February 29th 2012 saw the release of the Consumer Preview of Windows 8.
Of course I had been following the progress of the new OS from the developer preview release but I had not actually installed it myself. This was partly because of the controversy surrounding the future of Windows Media Center in Windows 8 (the developer preview did not include it) and the fact that I wasn’t convinced that the new Metro UI would work on desktop systems. After watching a fantastic live video Q&A session hosted by The Digital Media Zone I was convinced to give it a try for myself and I’m glad I did.

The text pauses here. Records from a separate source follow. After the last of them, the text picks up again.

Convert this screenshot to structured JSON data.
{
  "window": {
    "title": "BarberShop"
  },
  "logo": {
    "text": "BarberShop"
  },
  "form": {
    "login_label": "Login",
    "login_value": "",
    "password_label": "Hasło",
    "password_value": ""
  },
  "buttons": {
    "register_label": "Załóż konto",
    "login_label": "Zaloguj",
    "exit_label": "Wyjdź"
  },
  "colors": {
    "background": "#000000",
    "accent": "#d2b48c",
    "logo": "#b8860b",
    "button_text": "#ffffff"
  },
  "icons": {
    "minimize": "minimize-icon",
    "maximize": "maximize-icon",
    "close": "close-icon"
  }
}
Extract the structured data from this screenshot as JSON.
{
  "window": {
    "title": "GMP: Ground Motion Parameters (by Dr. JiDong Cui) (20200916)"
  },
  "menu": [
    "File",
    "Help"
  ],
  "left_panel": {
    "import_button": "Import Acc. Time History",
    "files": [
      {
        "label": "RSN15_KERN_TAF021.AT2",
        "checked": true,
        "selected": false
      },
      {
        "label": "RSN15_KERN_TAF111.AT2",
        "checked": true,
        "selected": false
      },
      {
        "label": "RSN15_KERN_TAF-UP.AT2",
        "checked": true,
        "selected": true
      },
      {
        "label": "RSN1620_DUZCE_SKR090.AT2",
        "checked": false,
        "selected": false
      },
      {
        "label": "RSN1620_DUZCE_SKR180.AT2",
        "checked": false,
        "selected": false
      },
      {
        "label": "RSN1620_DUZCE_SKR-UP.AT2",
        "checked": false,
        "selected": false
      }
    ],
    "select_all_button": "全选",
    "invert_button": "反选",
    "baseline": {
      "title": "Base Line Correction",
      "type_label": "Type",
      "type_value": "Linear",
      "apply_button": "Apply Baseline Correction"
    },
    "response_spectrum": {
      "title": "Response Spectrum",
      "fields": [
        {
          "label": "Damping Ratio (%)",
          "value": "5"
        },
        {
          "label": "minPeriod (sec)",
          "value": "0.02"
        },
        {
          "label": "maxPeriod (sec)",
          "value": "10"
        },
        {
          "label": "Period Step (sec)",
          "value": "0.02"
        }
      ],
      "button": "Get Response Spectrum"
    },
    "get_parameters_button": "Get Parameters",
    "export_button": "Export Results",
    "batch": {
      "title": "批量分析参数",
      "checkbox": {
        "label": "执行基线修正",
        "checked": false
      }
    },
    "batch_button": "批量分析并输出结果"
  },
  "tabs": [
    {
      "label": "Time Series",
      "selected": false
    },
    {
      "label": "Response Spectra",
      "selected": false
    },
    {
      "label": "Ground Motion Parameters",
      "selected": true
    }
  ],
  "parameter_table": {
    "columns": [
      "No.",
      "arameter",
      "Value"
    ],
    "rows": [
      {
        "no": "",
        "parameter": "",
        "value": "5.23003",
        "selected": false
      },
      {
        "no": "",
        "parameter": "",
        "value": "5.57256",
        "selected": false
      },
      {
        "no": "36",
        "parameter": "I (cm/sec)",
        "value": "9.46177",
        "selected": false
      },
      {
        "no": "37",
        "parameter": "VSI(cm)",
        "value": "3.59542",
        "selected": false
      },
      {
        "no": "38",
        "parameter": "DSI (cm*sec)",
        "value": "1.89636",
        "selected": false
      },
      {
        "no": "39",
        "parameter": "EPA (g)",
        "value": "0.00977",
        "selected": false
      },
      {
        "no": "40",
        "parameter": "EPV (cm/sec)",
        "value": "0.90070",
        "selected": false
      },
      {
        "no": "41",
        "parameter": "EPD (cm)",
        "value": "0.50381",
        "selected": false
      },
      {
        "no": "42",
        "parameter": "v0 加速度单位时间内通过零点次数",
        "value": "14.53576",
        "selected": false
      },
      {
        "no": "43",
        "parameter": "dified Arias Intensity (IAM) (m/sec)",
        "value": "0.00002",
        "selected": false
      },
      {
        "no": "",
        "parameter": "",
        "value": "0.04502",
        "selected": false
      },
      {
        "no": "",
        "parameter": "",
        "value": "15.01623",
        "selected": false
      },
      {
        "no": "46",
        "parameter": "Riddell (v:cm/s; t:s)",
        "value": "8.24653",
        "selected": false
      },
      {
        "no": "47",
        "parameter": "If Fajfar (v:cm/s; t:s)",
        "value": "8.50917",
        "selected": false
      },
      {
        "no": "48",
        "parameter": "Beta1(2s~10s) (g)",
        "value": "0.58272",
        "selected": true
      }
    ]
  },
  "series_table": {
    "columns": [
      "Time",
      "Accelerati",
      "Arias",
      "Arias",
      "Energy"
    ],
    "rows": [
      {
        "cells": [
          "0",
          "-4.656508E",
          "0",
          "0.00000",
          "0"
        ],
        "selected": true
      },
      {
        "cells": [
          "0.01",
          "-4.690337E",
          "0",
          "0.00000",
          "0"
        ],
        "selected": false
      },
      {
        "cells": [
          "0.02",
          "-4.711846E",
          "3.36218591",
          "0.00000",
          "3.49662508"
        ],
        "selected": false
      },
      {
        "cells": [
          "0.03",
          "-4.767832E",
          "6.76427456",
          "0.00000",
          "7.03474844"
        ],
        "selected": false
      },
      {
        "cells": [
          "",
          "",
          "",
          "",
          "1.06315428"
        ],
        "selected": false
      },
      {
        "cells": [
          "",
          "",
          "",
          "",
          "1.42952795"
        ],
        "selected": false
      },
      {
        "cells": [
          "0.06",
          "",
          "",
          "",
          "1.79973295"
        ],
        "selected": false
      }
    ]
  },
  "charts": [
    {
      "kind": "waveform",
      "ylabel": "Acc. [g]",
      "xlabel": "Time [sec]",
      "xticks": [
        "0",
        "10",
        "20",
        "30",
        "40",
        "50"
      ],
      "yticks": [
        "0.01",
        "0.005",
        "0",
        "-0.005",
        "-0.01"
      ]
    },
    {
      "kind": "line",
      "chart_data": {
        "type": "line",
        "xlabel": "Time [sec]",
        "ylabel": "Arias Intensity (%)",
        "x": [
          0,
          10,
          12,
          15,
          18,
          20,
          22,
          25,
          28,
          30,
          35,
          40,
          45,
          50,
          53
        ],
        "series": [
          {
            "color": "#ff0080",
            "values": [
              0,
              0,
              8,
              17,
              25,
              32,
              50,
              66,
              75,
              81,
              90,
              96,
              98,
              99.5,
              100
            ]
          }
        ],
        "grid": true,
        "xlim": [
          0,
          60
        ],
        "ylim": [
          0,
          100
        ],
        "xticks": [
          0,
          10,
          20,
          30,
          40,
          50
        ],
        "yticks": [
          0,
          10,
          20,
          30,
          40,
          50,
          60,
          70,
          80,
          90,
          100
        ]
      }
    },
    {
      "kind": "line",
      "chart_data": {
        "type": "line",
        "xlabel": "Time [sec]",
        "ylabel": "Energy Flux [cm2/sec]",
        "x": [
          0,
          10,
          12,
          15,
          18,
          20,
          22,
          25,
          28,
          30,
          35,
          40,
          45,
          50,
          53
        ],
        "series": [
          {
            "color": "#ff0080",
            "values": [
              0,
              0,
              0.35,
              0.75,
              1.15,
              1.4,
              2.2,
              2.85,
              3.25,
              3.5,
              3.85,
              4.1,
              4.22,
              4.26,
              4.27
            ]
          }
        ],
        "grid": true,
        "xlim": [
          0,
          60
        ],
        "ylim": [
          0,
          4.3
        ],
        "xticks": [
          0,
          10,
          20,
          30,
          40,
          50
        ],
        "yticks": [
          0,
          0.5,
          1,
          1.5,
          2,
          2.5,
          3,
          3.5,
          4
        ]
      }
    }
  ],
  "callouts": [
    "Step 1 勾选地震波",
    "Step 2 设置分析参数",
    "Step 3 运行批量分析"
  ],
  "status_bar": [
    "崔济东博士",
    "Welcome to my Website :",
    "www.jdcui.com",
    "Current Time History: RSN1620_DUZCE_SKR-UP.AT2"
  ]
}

I had a spare HP laptop to test it on and this in itself presented a bit of a challenge as the laptop, an HP Pavilion zv6000 is at least 6 years old. The minimum system requirements for Windows 8 indicate that pretty much any machine capable of running Windows 7 competently should run it. The only caveat to this I found is it would not install the x64 version of Windows 8 as it needs at least 2Gb of RAM and this machine only has 1.25Gb so instead of doing an upgrade I had to clean install with x86 Windows 8.
The second hurdle was graphics card support. With new versions of Windows this always seems to be the area where it gets a little unstuck. Since I was installing on to a pretty old laptop it wasn’t a surprise to find that the graphics card wasn’t particularly new. In fact the ATI Radeon Mobility Xpress 200M is considered a “legacy” card and hasn’t had driver support for quite a while. This wasn’t a problem for Windows 7 as it seemed to pull the correct Microsoft WDDM driver via Windows update after initial installation. Windows 8 couldn’t seem to do this and I was stuck with the new “Basic Display Adapter” drivers of the new OS and my screen resolution wasn’t flexible enough to test out some of the better features of the Metro UI.
Countless attempts to manually install correct drivers failed and I was beginning to give up hope. After a lot of research and advice from follow users I managed to manually install a VISTA certified WDDM driver via a manual download from Windows update and it worked! So Windows Vista was good for something after all!
Now that I had a fully working system I could relax and take a look at how it felt. My initial thoughts are that I am liking the Metro UI more than I thought I would. Actually I am thinking that Metro UI could be a nice interface for an HTPC. The live tiles are nice and big, colourful and the UI has basic remote support. I am a Windows Media Center user but I am also a XBMC user and I can see myself using the Start Screen and remote to effortlessly flip between the two apps. With future innovations in Metro apps when it comes to multimedia I can see this interface as a very attractive HTPC frontend.
As expected Windows Media Center itself hasn’t changed from it’s Windows 7 version at all but it does seem to feel more responsive to me. Bare in mind I am testing it on an old laptop that would chug away navigating Media Center menus under Windows 7 but in Windows 8 it glides through them effortlessly. This is perhaps due to the fact that Media Center was recompiled for Windows 8 and perhaps gained a little performance enhancement as a side effect. I am tempted to convert one of my HTPCs to Windows 8 due to this and because I really want to put the Metro UI through it’s paces in an HTPC setup. I eagerly await a Hippo Remote profile for Windows 8 so that I can control it all via my iPhone.
In conclusion, I will be keeping my Windows 8 installation on the test machine and I will be taking a closer look at some of the available Metro apps. A few have already made an impression. The handful of desktop apps I have already installed went without a hitch and setting up Metro tiles for access is simple and quite effective. Microsoft, you have won me over although being a tech geek I am in my element. I’m not so sure that general computer users (never mind business users) will be as quick to adapt to this “new way” of using Windows so it will be interesting to see how it all unfolds.Tweet